Microbes are so tiny, “a single drop of seawater can hold twenty million” of them. In fact, “there are more microbes living on your skin than there are people on Earth.” Time for a proper introduction, I’d say!
Acclaimed British author Nicola Davies makes this subject supremely accessible to young children and Emily Sutton provides gorgeous, inviting illustration work. Truly a brilliant piece of nonfiction.
For ages 7 and up:
All in a Drop: How Antony van Leeuwenhoek Discovered an Invisible World, written by Lori Alexander, illustrated by Vivien Mildenberger
published in 2019 by Houghton Mifflin Harcourt
77 pages + back matter
This heavily-illustrated, short biography of the man who, in the 1600s, was the first to see microbes via his own, homemade, finely-constructed microscopes, is fascinating. Leeuwenhoek’s life inspires curiosity and persistence, and his discoveries evoke wonder and amazement as they revolutionize our understanding of the natural world. Read it aloud to curious kids ages 7 and up, or hand it to ages 10 and up.
For ages 10 and up:
The Great Trouble: A Mystery of London, the Blue Death, and a Boy Called Eel, by Deborah Hopkinson
published in 2013 by Alfred A. Knopf
This is a superb piece of historical fiction taking place in London, in 1854. Through the life of a 12-year-old orphan named Eel and his good friend, Florrie, we experience the cholera epidemic that swept their London neighborhood, and meet Dr. John Snow, the father of epidemiology. Snow’s conviction that cholera came not from the foul air, but from contaminated water, and his dogged determination to scientifically track and prove his theory, revolutionized public health.
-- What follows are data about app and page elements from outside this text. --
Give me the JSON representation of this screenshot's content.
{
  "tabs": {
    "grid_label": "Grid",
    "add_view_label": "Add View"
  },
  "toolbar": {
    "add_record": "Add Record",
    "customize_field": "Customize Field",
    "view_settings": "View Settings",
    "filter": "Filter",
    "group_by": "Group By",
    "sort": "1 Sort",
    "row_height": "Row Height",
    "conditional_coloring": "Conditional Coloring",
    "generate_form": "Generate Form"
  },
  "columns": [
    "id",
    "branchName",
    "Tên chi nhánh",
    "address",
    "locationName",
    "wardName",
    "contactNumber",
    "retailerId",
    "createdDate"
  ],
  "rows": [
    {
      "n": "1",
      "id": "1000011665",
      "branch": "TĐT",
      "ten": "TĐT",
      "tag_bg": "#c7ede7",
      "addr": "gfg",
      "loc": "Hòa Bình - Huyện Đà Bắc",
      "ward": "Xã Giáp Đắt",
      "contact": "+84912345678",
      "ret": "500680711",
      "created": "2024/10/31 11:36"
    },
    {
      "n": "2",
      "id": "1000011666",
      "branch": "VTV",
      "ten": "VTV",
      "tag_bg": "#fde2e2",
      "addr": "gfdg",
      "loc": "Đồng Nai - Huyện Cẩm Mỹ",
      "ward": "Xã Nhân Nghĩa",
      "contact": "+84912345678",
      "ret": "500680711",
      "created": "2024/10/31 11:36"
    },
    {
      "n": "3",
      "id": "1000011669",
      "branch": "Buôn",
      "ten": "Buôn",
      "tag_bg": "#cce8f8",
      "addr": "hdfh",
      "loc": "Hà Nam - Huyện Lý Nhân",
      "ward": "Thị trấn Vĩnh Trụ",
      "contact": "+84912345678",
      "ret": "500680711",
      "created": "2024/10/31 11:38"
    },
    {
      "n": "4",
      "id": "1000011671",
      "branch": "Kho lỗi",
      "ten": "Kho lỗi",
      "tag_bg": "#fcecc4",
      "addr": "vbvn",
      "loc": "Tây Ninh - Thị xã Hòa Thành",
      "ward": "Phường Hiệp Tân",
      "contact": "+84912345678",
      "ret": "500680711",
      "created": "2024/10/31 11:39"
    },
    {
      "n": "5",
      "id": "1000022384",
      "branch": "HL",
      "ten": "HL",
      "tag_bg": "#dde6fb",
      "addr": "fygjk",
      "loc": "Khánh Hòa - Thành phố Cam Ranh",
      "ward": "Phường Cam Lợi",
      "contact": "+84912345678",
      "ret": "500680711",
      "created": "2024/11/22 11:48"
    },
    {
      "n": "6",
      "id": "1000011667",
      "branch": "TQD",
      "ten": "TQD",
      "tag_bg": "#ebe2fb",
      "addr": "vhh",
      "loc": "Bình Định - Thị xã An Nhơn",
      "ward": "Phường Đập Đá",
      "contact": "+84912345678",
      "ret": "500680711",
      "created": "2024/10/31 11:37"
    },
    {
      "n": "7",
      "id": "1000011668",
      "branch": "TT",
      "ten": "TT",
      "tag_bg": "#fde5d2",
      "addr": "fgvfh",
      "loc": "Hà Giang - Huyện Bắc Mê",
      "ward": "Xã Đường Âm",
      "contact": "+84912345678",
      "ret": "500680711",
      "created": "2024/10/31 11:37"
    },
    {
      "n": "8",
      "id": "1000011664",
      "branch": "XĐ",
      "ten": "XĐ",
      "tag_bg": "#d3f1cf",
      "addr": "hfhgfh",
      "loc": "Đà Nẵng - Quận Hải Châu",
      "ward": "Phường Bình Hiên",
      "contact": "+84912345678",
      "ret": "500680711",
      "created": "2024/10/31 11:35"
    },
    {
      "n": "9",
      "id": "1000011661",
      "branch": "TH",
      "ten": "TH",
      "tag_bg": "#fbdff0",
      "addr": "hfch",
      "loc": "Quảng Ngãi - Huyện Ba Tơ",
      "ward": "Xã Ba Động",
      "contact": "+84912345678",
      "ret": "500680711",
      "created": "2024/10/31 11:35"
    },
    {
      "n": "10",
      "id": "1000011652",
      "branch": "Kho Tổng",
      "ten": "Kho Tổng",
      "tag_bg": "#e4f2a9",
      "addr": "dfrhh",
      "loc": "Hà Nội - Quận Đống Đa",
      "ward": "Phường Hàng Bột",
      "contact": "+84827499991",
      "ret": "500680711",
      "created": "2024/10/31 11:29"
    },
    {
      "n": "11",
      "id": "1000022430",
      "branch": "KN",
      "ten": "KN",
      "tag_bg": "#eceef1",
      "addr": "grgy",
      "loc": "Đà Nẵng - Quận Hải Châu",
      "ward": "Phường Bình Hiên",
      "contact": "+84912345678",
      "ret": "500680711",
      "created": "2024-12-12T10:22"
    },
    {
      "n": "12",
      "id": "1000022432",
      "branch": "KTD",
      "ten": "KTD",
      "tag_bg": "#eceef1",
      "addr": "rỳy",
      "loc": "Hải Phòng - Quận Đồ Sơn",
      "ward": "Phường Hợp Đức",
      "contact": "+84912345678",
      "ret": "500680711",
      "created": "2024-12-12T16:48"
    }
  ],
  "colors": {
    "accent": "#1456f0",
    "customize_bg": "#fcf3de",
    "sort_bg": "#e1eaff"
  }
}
With its Dickensian atmosphere, its mix of adventure, mystery, sorrow, kindness, and community, this is a gripping novel perfectly suited to the present moment. Hopkinson also provides extensive notes about the historical figures met in the book and the Broad Street cholera epidemic. An excellent choice for ages 10 to adult, also available as an audiobook.
For older teens and adults:
I Contain Multitudes: The Microbes Within Us and a Grander View of Life, by Ed Yong
published by HarperCollins in 2016
I gave this book to my husband for Christmas a few years back and he devoured it.
Yong provides a magnificent and entertaining portrait of the amazing world of microbes within animal and human bodies. Meet the scientists who have and are discovering the grandeur of our microbiome, learn about the fascinating ways these systems are used by various creatures, the many powerfully good roles they play within our bodies and world, and some of the ways scientists are pondering putting microbes to work in the future.
A few web links for learning more about microbes:
A 4-minute TED-ED video called You Are Your Microbes, geared for about ages 8-12.
Kids Discover magazine had an issue devoted to Microbes. You can sign up for a free account to access three of the articles — one about Leeuwenhoek, one about useful microbes, and one about microbes in extreme environments; a premium account is needed for the rest. Beautifully put together. Geared for upper elementary through middle school.
A nice sequence of pages about everything microbial with gobs of information, though less graphically-appealing. For middle school and up.
Did you know scientists hold agar art contests? If you look up agar art you can find images like this one…
…which they create by carefully streaking the agar plates.
That’s it for today.
If you’re willing, I’d love to hear in the comments whether a project like this is helpful to you.